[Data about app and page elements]
┄┄┄┄┄┄┄┄┄┄┄┄┄┄┄┄┄┄┄┄

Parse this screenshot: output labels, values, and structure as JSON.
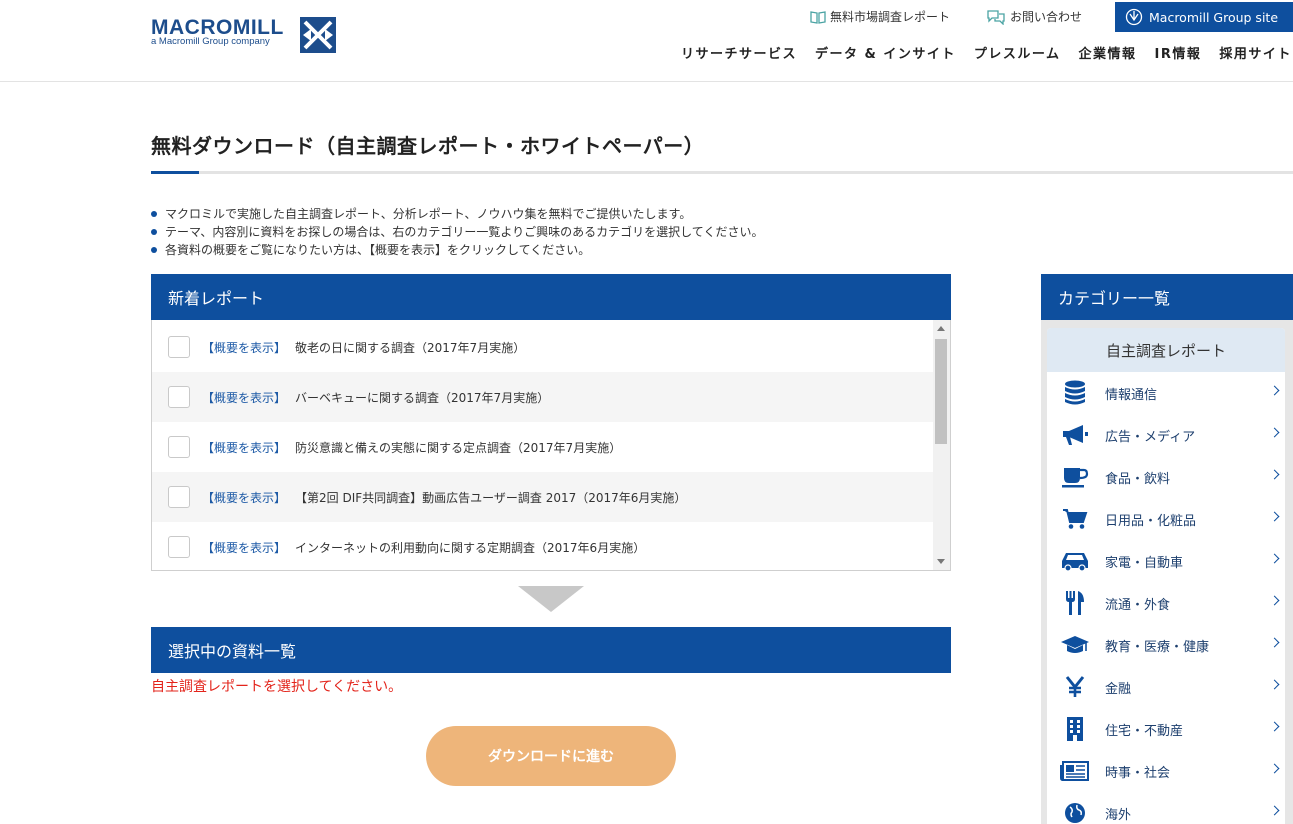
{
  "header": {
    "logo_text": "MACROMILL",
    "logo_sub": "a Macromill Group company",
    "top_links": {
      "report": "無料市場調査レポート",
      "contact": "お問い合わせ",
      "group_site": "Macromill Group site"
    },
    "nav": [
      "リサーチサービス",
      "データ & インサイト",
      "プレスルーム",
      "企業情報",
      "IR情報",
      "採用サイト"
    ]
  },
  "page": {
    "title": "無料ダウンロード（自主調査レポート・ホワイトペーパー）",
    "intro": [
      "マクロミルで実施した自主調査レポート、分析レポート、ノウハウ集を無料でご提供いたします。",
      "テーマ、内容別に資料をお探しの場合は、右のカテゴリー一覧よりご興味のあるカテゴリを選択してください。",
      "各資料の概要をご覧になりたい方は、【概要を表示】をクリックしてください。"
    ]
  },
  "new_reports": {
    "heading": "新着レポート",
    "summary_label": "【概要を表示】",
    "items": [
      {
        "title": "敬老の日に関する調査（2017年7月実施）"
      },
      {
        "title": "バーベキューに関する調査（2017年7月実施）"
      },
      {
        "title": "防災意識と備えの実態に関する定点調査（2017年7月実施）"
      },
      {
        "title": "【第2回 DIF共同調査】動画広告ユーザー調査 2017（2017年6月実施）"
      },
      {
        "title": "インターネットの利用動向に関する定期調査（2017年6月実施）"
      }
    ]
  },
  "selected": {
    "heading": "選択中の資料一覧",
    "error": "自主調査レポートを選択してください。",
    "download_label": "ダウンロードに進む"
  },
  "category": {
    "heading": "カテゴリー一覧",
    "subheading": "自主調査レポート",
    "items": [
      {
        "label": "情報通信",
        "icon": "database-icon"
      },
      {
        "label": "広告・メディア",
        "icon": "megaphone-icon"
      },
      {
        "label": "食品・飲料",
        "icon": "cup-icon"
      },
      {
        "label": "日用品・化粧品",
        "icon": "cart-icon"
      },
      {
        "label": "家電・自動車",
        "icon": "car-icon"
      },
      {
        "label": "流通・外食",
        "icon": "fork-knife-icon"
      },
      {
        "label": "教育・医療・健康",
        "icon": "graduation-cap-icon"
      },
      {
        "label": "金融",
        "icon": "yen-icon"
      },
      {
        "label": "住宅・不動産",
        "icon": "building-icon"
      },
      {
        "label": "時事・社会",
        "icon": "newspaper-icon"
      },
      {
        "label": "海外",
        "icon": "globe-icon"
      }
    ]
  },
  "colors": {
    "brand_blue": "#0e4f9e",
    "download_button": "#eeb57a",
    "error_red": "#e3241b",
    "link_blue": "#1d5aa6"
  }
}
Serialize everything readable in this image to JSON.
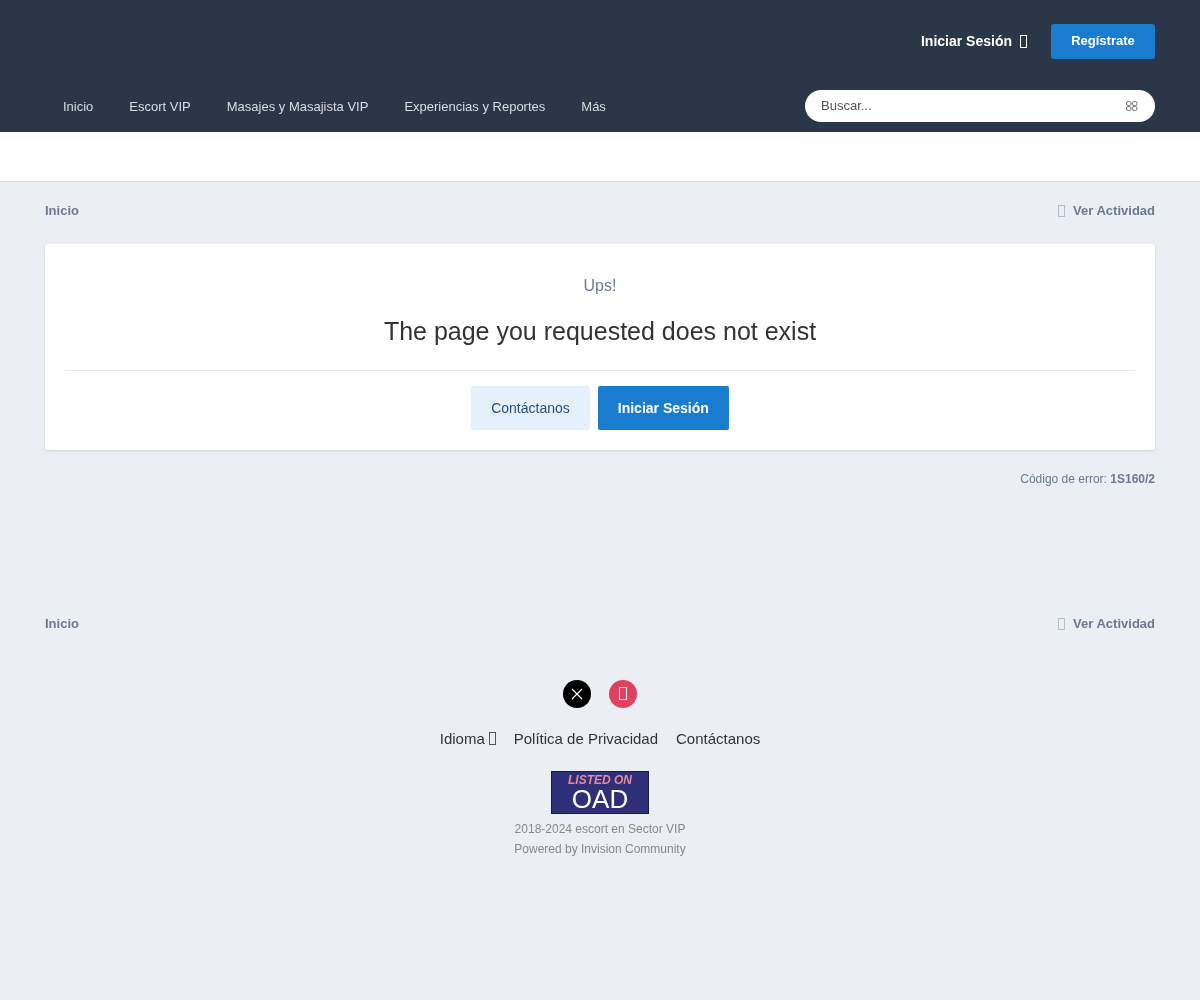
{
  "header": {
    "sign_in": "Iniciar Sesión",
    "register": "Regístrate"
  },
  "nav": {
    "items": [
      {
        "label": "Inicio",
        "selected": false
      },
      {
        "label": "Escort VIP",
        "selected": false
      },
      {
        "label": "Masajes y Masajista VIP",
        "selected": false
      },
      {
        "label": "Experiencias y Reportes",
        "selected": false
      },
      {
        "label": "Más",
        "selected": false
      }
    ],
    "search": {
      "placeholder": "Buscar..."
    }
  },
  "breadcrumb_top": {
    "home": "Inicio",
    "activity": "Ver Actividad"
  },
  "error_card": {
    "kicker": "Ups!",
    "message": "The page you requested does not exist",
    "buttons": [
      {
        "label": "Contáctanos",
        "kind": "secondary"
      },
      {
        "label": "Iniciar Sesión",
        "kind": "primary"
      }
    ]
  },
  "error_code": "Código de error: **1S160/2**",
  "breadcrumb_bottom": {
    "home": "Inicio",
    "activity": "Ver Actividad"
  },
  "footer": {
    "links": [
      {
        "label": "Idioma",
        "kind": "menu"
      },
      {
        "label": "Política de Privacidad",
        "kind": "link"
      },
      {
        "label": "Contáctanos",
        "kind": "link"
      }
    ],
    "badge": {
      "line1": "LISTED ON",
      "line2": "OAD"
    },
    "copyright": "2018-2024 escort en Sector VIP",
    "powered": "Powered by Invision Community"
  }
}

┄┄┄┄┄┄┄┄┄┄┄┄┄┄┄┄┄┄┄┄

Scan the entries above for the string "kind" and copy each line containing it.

        "kind": "secondary"
        "kind": "primary"
        "kind": "menu"
        "kind": "link"
        "kind": "link"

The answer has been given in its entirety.